The nEXT turbomolecular vacuum pump is the result of considerable research and development
Edwards, a leading global manufacturer of vacuum and abatement equipment and services, has been recognised once again for its enterprise and innovation with the Queen’s Award for Enterprise 2012. The company has achieved six previous Queen’s Awards, including the Award for Enterprise in 2002.
The recognition has been made for the company’s “cutting-edge” nEXT turbomolecular vacuum pump, which has sold more than 8,000 units since its introduction in 2009. Setting standards in the industry, the innovative nEXT turbomolecular pump is used to create environments that are highly controlled and need to be particle-free.
Key amongst these are laboratory applications where the pump is used alongside mass spectrometry and electron microscopy equipment to perform often ground-breaking work in stem cell research and drug development. In these situations vacuum pumps are vital to lower pressure, remove air molecules and permit ionised particles to travel to detectors.
“We are absolutely thrilled to receive this recognition, especially in this Queen’s Diamond Jubilee year,” said Matthew Taylor, Chief Executive. “We have a proud history of winning the Queen’s Award. It’s gratifying that the contribution of all Edwards staff worldwide to our company’s success is recognised at the highest level.
“The nEXT turbomolecular vacuum pump is certainly playing a full part in our continuing success as a global leader and supplier to the world’s advanced industries. Indeed, we’ve already seen a return on the investment made in its development much earlier than the 19 months payback period we anticipated in our original plans.”
The nEXT turbomolecular vacuum pump is the result of considerable research and development and provides an ultra-high vacuum performance and exceptionally fast pumping speeds, achieving a rotational speed up to 60,000 rpm and a blade velocity of 300m/s.

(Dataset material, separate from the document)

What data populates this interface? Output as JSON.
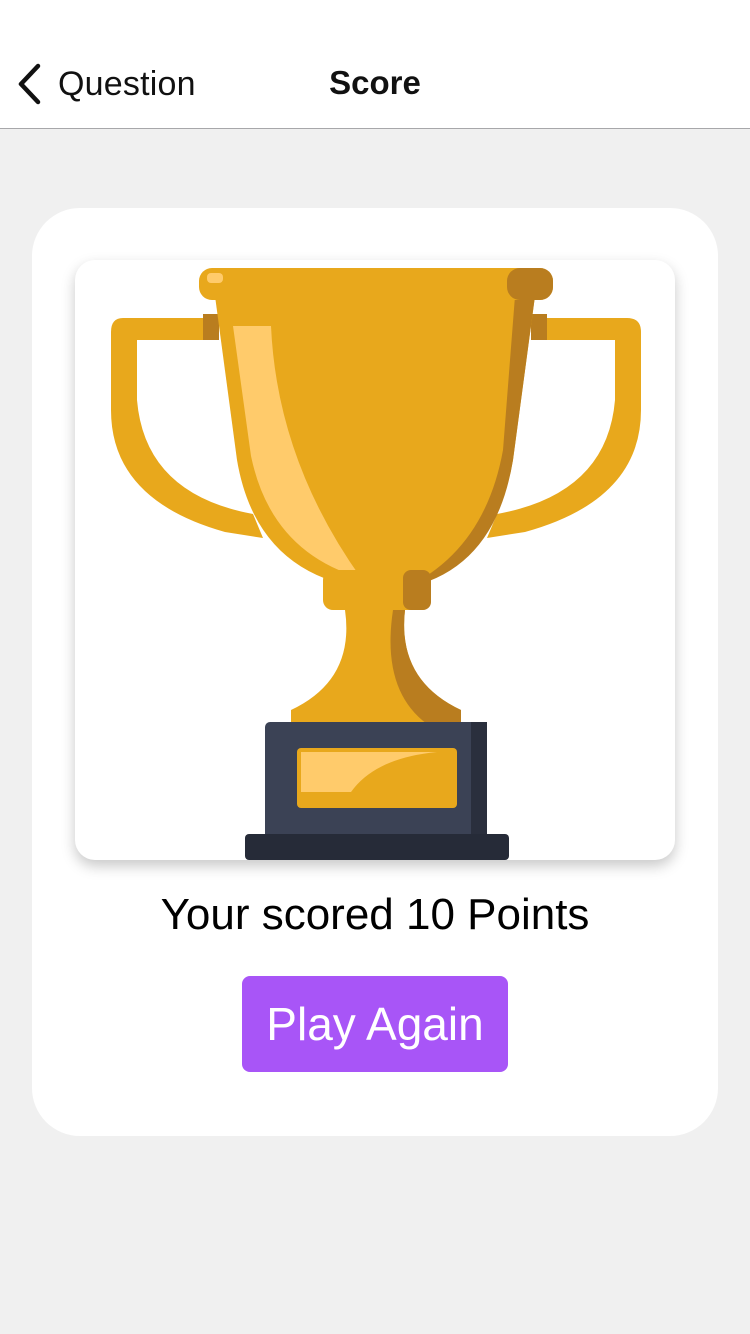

Incorporating patented technology, the pump is highly reliable, easy to service and has low energy consumption. Compared with alternative pumps, it has lower vibration and less stray magnetic fields - critical features when they are to be incorporated into scientific instruments with nano-scale resolutions, Edwards says.